Rothfuss has hinted about the length of the last novel of the trilogy; saying it will be no longer than The Wise Man’s Fear. A lot of speculation and talks about the cover art for the book has erupted in the minds of those patiently waiting for the book to be released and even on the internet. You’re probably asking ‘Why is Patrick delaying this book?’
It sure has been a long time coming, but with the fact that Rothfuss is in a position where nothing less is expected of him, he is taking his time to smoothen the rough edges. The book has to be a shiny orb, no flaw (that is probably what he’s thinking).
What to Expect from Patrick Rothfuss’s Book 3, The Doors of Stone

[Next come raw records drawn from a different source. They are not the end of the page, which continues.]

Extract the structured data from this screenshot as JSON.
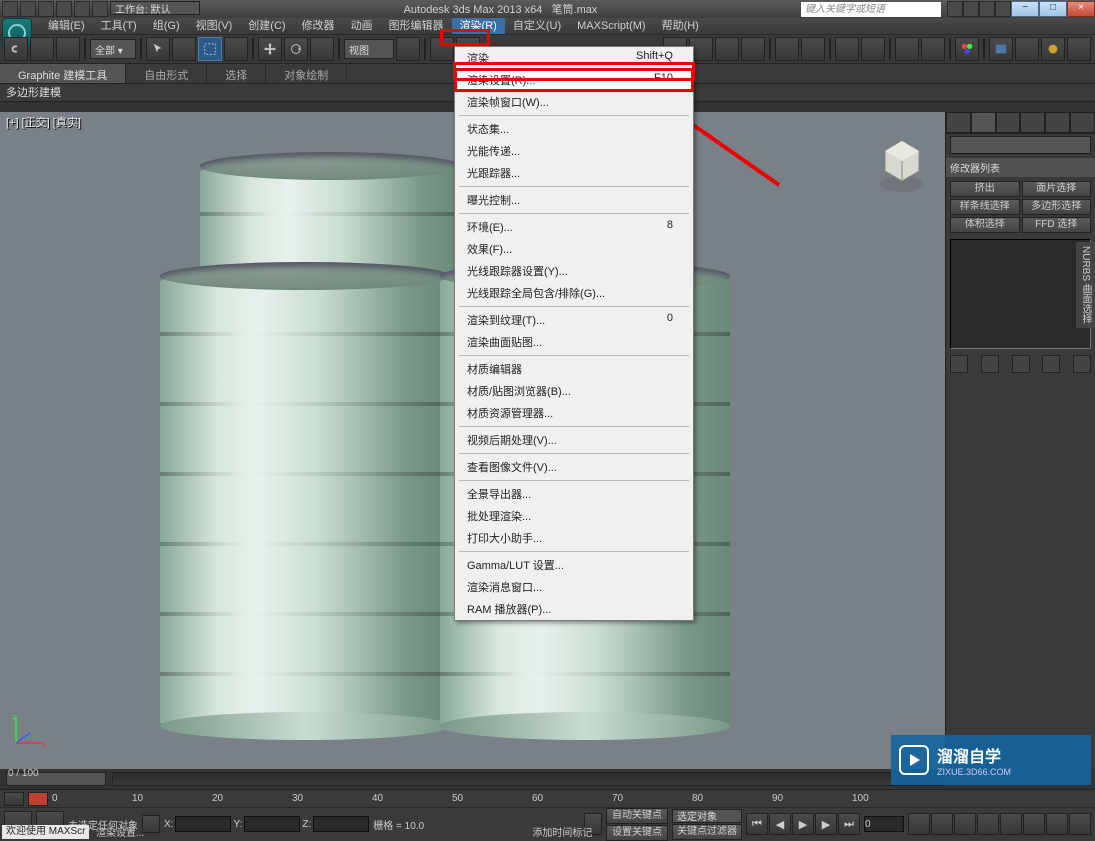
{
  "title": {
    "app": "Autodesk 3ds Max  2013 x64",
    "file": "笔筒.max",
    "search_placeholder": "键入关键字或短语"
  },
  "workspace_label": "工作台: 默认",
  "menu": [
    "编辑(E)",
    "工具(T)",
    "组(G)",
    "视图(V)",
    "创建(C)",
    "修改器",
    "动画",
    "图形编辑器",
    "渲染(R)",
    "自定义(U)",
    "MAXScript(M)",
    "帮助(H)"
  ],
  "menu_active_index": 8,
  "ribbon": {
    "tabs": [
      "Graphite 建模工具",
      "自由形式",
      "选择",
      "对象绘制"
    ],
    "sub": "多边形建模"
  },
  "viewport_label": "[+] [正交] [真实]",
  "view_combo": "视图",
  "dropdown": [
    {
      "label": "渲染",
      "shortcut": "Shift+Q"
    },
    {
      "label": "渲染设置(R)...",
      "shortcut": "F10",
      "hl": true
    },
    {
      "label": "渲染帧窗口(W)..."
    },
    {
      "sep": true
    },
    {
      "label": "状态集..."
    },
    {
      "label": "光能传递..."
    },
    {
      "label": "光跟踪器..."
    },
    {
      "sep": true
    },
    {
      "label": "曝光控制..."
    },
    {
      "sep": true
    },
    {
      "label": "环境(E)...",
      "shortcut": "8"
    },
    {
      "label": "效果(F)..."
    },
    {
      "label": "光线跟踪器设置(Y)..."
    },
    {
      "label": "光线跟踪全局包含/排除(G)..."
    },
    {
      "sep": true
    },
    {
      "label": "渲染到纹理(T)...",
      "shortcut": "0"
    },
    {
      "label": "渲染曲面贴图..."
    },
    {
      "sep": true
    },
    {
      "label": "材质编辑器"
    },
    {
      "label": "材质/贴图浏览器(B)..."
    },
    {
      "label": "材质资源管理器..."
    },
    {
      "sep": true
    },
    {
      "label": "视频后期处理(V)..."
    },
    {
      "sep": true
    },
    {
      "label": "查看图像文件(V)..."
    },
    {
      "sep": true
    },
    {
      "label": "全景导出器..."
    },
    {
      "label": "批处理渲染..."
    },
    {
      "label": "打印大小助手..."
    },
    {
      "sep": true
    },
    {
      "label": "Gamma/LUT 设置..."
    },
    {
      "label": "渲染消息窗口..."
    },
    {
      "label": "RAM 播放器(P)..."
    }
  ],
  "cmd": {
    "list_label": "修改器列表",
    "buttons": [
      "挤出",
      "面片选择",
      "样条线选择",
      "多边形选择",
      "体积选择",
      "FFD 选择"
    ],
    "side_label": "NURBS 曲面选择"
  },
  "time": {
    "range": "0 / 100",
    "ticks": [
      0,
      10,
      20,
      30,
      40,
      50,
      60,
      70,
      80,
      90,
      100
    ]
  },
  "status": {
    "none_selected": "未选定任何对象",
    "sel_label": "选定对象",
    "welcome": "欢迎使用 MAXScr",
    "render_setup": "渲染设置...",
    "x": "X:",
    "y": "Y:",
    "z": "Z:",
    "grid": "栅格 = 10.0",
    "autokey": "自动关键点",
    "setkey": "设置关键点",
    "keyfilter": "关键点过滤器",
    "addtime": "添加时间标记"
  },
  "watermark": {
    "big": "溜溜自学",
    "small": "ZIXUE.3D66.COM"
  }
}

In some interviews, Rothfuss has reiterated his doubt on the size of the third novel being bigger than the previous in the trilogy. Initially, The Kingkiller Chronicle was written as an entire, whole book. He had to revise the manuscript to extract three books and create an arc with the first one. Now on the third novel, he insists some parts are perfect while others don’t fit so much in that qualification.
There are many speculations about what Patrick Rothfuss book 3 will be centered on. In a couple of places in the two novels of the trilogy, phrases such as ‘gate of stone’ and ‘Greystones’ are mentioned, and they give room for guesses.
For example, in The Name of The Wind, there is a mention of a configuration of greystones near Tarbean acting as a gate of stone. Also in the same novel, Kvothe dreams of a doorway comprising greystones. Does this suggest Kvothe will go on another adventure to somewhere beyond a gate of stone or are there things to discover hidden beneath a covering made from stone? We can only guess.
In The Wise Man’s Fear, the mysterious door within the University’s Archives is made of stone. Also in the same novel, the Felurian (leader of The Fae) states that lax who stole the moon is shut beyond the doors of stone. Here also, Bast swears upon the doors of stone. Many guesses are trying to point to what ‘The Doors of Stone’ will be all about but we don’t expect Patrick to leave it laying around obviously for us to pick. These may even be elements to subvert our expectations.
However, the story is expected to involve more traveling and show how Kvothe’s life became what it is now. In several interviews, Rothfuss has stated the novel will relate how Kvothe and Bast meet. We expect to know the meaning of El’the (the highest rank in the University) in The Doors of Stone. Kvothe will probably travel to Renere the capital city of Vintas.
Most especially, it is expected that Kvothe gets his revenge on the Chadrians. These are the creatures that led a bandit attack which caused the death of Kvothe’s parents. They’ve been in hiding ever since.
The Kingkiller Chronicle has so far alluded to certain things, leaving readers to pick meanings from wordplays and inference. Therefore, it won’t come as a surprise of the third and final volume of the Chronicle is in that way too.